2016 sales: $614 million
United Therapeutics was built on Remodulin. The company grew out of a career change for CEO Martine Rothblatt, who built Sirius satellite radio before getting into pharma. Her son’s diagnosis of pulmonary arterial hypertension (PAH) inspired the move—and Remodulin, which was approved in 2002.
Since then, several other companies have jumped into the PAH field. Actelion, whose drugs Opsumit and Tracleer are also on this list, drew a $30 billion buyout by Johnson & Johnson last year, putting its PAH portfolio in J&J’s hands. Gilead’s Letairis—also on this list—is a PAH treatment as well. And Bayer has its own competitor, Adempas, which it sees as one of its top growth products.
Still, Remodulin is growing; its $602 million in 2016 sales were an uptick from $572.8 million in 2015. Another small part of $12 million came from Mochida Pharmaceutical, which sells the drug in Japan as Treprost.

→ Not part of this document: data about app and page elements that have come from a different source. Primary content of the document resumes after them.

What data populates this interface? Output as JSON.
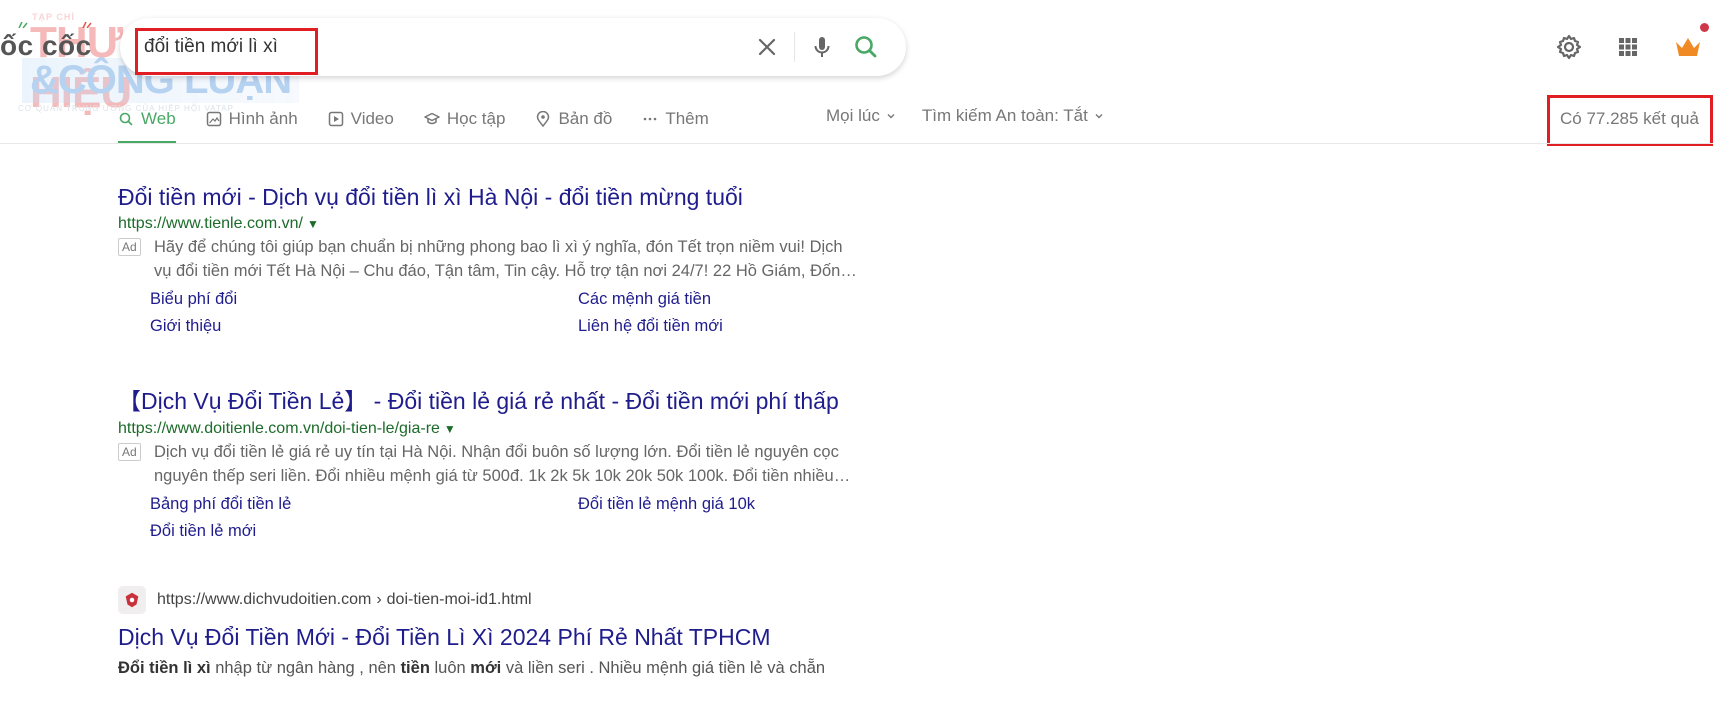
{
  "brand": {
    "logo_text": "ốc cốc",
    "watermark_small": "TẠP CHÍ",
    "watermark_top": "THƯƠNG HIỆU",
    "watermark_mid": "&CÔNG LUẬN",
    "watermark_sub": "CƠ QUAN TRUNG ƯƠNG CỦA HIỆP HỘI VATAP"
  },
  "search": {
    "query": "đổi tiền mới lì xì",
    "clear_icon": "close-icon",
    "mic_icon": "microphone-icon",
    "submit_icon": "search-icon"
  },
  "header_icons": [
    "gear-icon",
    "apps-grid-icon",
    "crown-icon"
  ],
  "colors": {
    "accent_green": "#4aa865",
    "link_blue": "#1f1c8c",
    "url_green": "#1c6b2a",
    "highlight_red": "#e01e24",
    "crown_orange": "#f08a24",
    "notification_red": "#d0384a"
  },
  "tabs": [
    {
      "label": "Web",
      "icon": "search-icon",
      "active": true
    },
    {
      "label": "Hình ảnh",
      "icon": "image-icon",
      "active": false
    },
    {
      "label": "Video",
      "icon": "play-icon",
      "active": false
    },
    {
      "label": "Học tập",
      "icon": "graduation-cap-icon",
      "active": false
    },
    {
      "label": "Bản đồ",
      "icon": "map-pin-icon",
      "active": false
    },
    {
      "label": "Thêm",
      "icon": "more-dots-icon",
      "active": false
    }
  ],
  "filters": [
    {
      "label": "Mọi lúc"
    },
    {
      "label": "Tìm kiếm An toàn: Tắt"
    }
  ],
  "result_count": "Có 77.285 kết quả",
  "results": [
    {
      "type": "ad",
      "title": "Đổi tiền mới - Dịch vụ đổi tiền lì xì Hà Nội - đổi tiền mừng tuổi",
      "url": "https://www.tienle.com.vn/",
      "url_arrow": "▼",
      "badge": "Ad",
      "description": "Hãy để chúng tôi giúp bạn chuẩn bị những phong bao lì xì ý nghĩa, đón Tết trọn niềm vui! Dịch vụ đổi tiền mới Tết Hà Nội – Chu đáo, Tận tâm, Tin cậy. Hỗ trợ tận nơi 24/7! 22 Hồ Giám, Đốn…",
      "desc_line1": "Hãy để chúng tôi giúp bạn chuẩn bị những phong bao lì xì ý nghĩa, đón Tết trọn niềm vui! Dịch",
      "desc_line2": "vụ đổi tiền mới Tết Hà Nội – Chu đáo, Tận tâm, Tin cậy. Hỗ trợ tận nơi 24/7! 22 Hồ Giám, Đốn…",
      "sitelinks": [
        "Biểu phí đổi",
        "Các mệnh giá tiền",
        "Giới thiệu",
        "Liên hệ đổi tiền mới"
      ]
    },
    {
      "type": "ad",
      "title": "【Dịch Vụ Đổi Tiền Lẻ】 - Đổi tiền lẻ giá rẻ nhất - Đổi tiền mới phí thấp",
      "url": "https://www.doitienle.com.vn/doi-tien-le/gia-re",
      "url_arrow": "▼",
      "badge": "Ad",
      "desc_line1": "Dịch vụ đổi tiền lẻ giá rẻ uy tín tại Hà Nội. Nhận đổi buôn số lượng lớn. Đổi tiền lẻ nguyên cọc",
      "desc_line2": "nguyên thếp seri liền. Đổi nhiều mệnh giá từ 500đ. 1k 2k 5k 10k 20k 50k 100k. Đổi tiền nhiều…",
      "sitelinks": [
        "Bảng phí đổi tiền lẻ",
        "Đổi tiền lẻ mệnh giá 10k",
        "Đổi tiền lẻ mới"
      ]
    },
    {
      "type": "organic",
      "favicon": "site-favicon-icon",
      "url_domain": "https://www.dichvudoitien.com",
      "url_sep": "›",
      "url_path": "doi-tien-moi-id1.html",
      "title": "Dịch Vụ Đổi Tiền Mới - Đổi Tiền Lì Xì 2024 Phí Rẻ Nhất TPHCM",
      "desc_parts": [
        {
          "text": "Đổi tiền lì xì",
          "bold": true
        },
        {
          "text": " nhập từ ngân hàng , nên ",
          "bold": false
        },
        {
          "text": "tiền",
          "bold": true
        },
        {
          "text": " luôn ",
          "bold": false
        },
        {
          "text": "mới",
          "bold": true
        },
        {
          "text": " và liền seri . Nhiều mệnh giá tiền lẻ và chẵn",
          "bold": false
        }
      ]
    }
  ]
}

Remodulin is nearing the end of its exclusivity, however; it’s set to face generic competition next year under patent settlements the company has struck with Teva Pharmaceutical and Sandoz. The company has won approval of a follow-up med, Orenitram, that it hopes can help fill the gap. It’s an oral version of Remodulin, so it comes in a more convenient form than its injectable predecessor. It brought in $130 million last year, an increase of almost one-third over 2015.

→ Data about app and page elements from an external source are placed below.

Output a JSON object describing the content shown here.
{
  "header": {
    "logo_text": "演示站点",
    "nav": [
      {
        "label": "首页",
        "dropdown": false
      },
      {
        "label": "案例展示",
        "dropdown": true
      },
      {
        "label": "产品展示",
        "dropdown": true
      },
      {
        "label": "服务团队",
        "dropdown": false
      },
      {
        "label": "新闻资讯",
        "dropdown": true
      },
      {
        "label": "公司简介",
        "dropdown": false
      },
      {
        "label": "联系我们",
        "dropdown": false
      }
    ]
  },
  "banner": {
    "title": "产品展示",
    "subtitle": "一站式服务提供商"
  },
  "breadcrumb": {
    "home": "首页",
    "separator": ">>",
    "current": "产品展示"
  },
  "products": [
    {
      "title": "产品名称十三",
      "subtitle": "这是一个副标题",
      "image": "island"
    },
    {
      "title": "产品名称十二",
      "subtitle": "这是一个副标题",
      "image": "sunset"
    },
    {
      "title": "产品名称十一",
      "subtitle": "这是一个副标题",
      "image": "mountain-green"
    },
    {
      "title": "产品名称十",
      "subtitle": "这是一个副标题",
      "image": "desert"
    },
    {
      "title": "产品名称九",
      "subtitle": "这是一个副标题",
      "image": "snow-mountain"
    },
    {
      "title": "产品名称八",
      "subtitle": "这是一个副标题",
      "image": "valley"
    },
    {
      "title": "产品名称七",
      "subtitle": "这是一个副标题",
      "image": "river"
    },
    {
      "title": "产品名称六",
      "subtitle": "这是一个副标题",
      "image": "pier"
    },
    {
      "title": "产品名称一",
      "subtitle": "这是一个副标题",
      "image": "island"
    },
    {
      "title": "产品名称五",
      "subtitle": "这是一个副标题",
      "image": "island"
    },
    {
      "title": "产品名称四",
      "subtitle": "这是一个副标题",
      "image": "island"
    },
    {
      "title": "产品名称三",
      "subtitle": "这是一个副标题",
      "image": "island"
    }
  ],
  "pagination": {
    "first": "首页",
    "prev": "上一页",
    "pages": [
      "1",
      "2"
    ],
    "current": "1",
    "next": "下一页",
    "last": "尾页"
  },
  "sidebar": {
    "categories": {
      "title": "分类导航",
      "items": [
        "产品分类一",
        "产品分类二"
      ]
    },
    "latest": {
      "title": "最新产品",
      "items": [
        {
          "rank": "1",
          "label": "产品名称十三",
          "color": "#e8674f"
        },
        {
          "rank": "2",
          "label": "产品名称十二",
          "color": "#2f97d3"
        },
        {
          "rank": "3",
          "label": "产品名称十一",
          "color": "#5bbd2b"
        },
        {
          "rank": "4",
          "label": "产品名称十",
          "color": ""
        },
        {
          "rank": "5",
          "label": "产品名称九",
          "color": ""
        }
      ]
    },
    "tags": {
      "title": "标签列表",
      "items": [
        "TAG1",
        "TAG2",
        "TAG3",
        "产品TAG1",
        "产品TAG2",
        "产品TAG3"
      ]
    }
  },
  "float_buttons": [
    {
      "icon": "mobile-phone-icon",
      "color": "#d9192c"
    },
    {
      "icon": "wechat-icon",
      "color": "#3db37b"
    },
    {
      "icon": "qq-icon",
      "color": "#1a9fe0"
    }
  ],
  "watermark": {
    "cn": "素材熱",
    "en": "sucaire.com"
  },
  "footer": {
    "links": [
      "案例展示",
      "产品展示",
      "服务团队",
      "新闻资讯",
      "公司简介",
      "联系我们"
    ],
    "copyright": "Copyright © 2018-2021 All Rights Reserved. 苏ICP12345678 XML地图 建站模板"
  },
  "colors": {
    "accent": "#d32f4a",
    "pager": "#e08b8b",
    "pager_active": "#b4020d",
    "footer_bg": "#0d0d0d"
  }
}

The company is also working on “multiple second-generation Remodulin delivery systems” that are now in late-stage testing, according to the company’s 2016 earnings release.